I recently had a moment when the gulf between me as a type 1 diabetic and someone else as a non-diabetic widened significantly.
A coworker started trying to figure out a food alternative for me. She'd planned on pizza for a staff lunch, and I told her I couldn't eat delivery pizza and would just go pick something up for myself. (Pizza isn't on some diabetic no-no list, but it's a tough food that doesn't work out for me.) She immediately said, "Well, what can you eat?"
Enter another complication: my own fear of being an imposition. I'm pretty much never going to say, "Let's get such-and-such food instead of pizza," in a situation like this, so I ventured, "Where are you ordering from? I can look at their online menu and see if they have something like a good salad."
But she had no clue where she'd order the pizza from yet, and really just sought after a more general answer that would basically let her order like, "Hi, random pizza joint I picked about 5 seconds ago? I'd like three pizzas, and do you have any salads? OK, yeah, send a salad."
So I explained, "Well... it's just that I have to know what I'm getting, because I have to know how many carbs are in it."
So she asked again, "Well, what can you eat?" And I think, fine, I'll give you a shot. And I attempted to explain what, to me, has become a subtle and mostly quick process...
"There are a lot of factors, but it helps if it's not both high carb and high fat. It's even better if it's not either." Already her eyes started to glaze, probably from trying to think of convenient foods that are neither high carb or high fat. "But the most important thing is that I know how many carbs are in what I'm eating, so I have to be able to either look up the nutrition or order something simple enough that I can make a really good guess based on the portion size."

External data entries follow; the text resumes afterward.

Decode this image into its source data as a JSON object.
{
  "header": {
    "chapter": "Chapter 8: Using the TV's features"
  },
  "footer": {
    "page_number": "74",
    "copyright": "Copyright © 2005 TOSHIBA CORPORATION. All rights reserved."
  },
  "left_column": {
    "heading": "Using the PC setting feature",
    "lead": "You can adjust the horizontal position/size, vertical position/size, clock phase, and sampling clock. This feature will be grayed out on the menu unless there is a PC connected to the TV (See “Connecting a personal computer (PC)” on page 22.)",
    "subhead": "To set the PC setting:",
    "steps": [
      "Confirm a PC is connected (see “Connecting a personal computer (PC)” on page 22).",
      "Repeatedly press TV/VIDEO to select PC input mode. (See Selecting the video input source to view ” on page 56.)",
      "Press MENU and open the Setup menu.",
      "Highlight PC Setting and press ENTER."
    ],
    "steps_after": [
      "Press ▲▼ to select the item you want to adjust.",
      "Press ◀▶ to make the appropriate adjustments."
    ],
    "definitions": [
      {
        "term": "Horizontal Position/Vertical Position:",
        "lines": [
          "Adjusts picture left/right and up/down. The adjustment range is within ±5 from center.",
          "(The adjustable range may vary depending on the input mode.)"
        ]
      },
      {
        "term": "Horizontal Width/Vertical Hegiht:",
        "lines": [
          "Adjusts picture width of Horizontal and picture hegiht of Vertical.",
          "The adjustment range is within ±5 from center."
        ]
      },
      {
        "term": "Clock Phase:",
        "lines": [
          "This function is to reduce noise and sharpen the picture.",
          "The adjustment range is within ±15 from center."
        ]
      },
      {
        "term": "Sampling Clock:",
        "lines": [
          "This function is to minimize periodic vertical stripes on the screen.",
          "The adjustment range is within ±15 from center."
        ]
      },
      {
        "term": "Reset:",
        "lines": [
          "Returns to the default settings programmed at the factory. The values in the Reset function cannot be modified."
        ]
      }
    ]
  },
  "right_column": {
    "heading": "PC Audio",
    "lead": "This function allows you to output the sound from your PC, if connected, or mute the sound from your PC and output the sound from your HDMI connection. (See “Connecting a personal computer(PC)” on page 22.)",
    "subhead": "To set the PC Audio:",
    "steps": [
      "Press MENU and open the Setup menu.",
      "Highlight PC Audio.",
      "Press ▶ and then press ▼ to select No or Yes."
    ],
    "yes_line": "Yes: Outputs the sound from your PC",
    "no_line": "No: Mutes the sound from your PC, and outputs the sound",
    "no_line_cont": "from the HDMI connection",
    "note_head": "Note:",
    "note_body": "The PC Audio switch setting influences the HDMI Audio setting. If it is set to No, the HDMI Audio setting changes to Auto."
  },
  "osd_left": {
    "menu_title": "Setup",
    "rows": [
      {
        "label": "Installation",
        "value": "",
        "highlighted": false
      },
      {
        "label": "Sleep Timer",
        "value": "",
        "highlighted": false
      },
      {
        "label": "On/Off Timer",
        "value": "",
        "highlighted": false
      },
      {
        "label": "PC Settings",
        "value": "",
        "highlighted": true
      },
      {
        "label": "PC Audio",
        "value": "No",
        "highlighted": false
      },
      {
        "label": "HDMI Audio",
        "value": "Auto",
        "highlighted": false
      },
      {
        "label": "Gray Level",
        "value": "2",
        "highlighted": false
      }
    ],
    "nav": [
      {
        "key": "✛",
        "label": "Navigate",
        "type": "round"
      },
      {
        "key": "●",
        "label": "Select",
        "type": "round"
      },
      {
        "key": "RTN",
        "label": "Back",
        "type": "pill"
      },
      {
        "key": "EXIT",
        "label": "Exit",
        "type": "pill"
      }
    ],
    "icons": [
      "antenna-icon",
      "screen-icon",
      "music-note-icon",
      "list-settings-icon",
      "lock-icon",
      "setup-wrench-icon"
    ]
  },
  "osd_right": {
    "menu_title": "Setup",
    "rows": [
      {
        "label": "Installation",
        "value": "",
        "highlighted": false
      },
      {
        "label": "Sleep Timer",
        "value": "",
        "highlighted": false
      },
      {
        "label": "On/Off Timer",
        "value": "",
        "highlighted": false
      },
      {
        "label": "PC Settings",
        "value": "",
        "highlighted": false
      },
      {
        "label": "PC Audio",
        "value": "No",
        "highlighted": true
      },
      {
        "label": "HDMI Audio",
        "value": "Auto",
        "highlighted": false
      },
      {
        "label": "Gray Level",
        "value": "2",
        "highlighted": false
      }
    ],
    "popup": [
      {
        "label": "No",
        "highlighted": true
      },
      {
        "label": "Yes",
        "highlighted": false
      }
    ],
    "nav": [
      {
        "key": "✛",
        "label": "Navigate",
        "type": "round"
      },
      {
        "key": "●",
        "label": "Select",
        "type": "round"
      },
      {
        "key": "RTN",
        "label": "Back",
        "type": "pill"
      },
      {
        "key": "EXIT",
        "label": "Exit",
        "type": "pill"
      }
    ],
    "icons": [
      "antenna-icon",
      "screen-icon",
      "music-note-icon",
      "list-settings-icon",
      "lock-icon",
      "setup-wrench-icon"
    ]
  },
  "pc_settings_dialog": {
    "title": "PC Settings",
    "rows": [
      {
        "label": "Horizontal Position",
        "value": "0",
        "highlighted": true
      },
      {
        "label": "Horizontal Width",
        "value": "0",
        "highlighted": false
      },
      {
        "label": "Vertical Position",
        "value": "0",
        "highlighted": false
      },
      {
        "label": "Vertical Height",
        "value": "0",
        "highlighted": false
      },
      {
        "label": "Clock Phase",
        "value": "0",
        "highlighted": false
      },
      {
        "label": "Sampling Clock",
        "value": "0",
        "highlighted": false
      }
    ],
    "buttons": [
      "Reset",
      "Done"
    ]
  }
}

Her eyes glazed further, and I knew it was time to stop. She was staring at me across this great gulf of diabetes management that suddenly made me feel rather... separate and different. I don't really expect others to know what my food and insulin involve, but I also didn't expect someone to look utterly at a loss when told the basics. (And, honestly, I also wonder if she thought I was intentionally being difficult.) So I let her off the hook (the hook she'd asked for!) with, "I can eat almost anywhere. If you just tell me where the pizza's coming from, I can pick something else off the menu."
But she backed off of that hook even further with, "Why don't you just go pick something up?" To which I gladly agreed.
The fact that this woman knew I'm diabetic and had eaten meals (which includes testing and bolusing) with me before yet seemed baffled by the simplest explanation of how I choose my food reminded me that, when I was first learning this stuff, I was so impressed by the people with T1 diabetes that I've known; they made all that stuff look so easy! But the truth is that they'd simply incorporated it into their lives. The decisions and calculations that were so new and awkward to me were just a part of their routine, so I had no idea how much went into them. Had they started explaining everything to me (before it applied to me), maybe I'd have glazed over.
As I've said many times, diabetes management is doable. I can do it, and you can do it if you have to (and I know some of you do!). But it's still complicated and difficult, and even those people who make it look easy have a hard time of it once in a while.
(I wonder how my coworker would have reacted if I'd mentioned fast-acting carbs vs. slow-acting. Her head might have exploded right then and there!)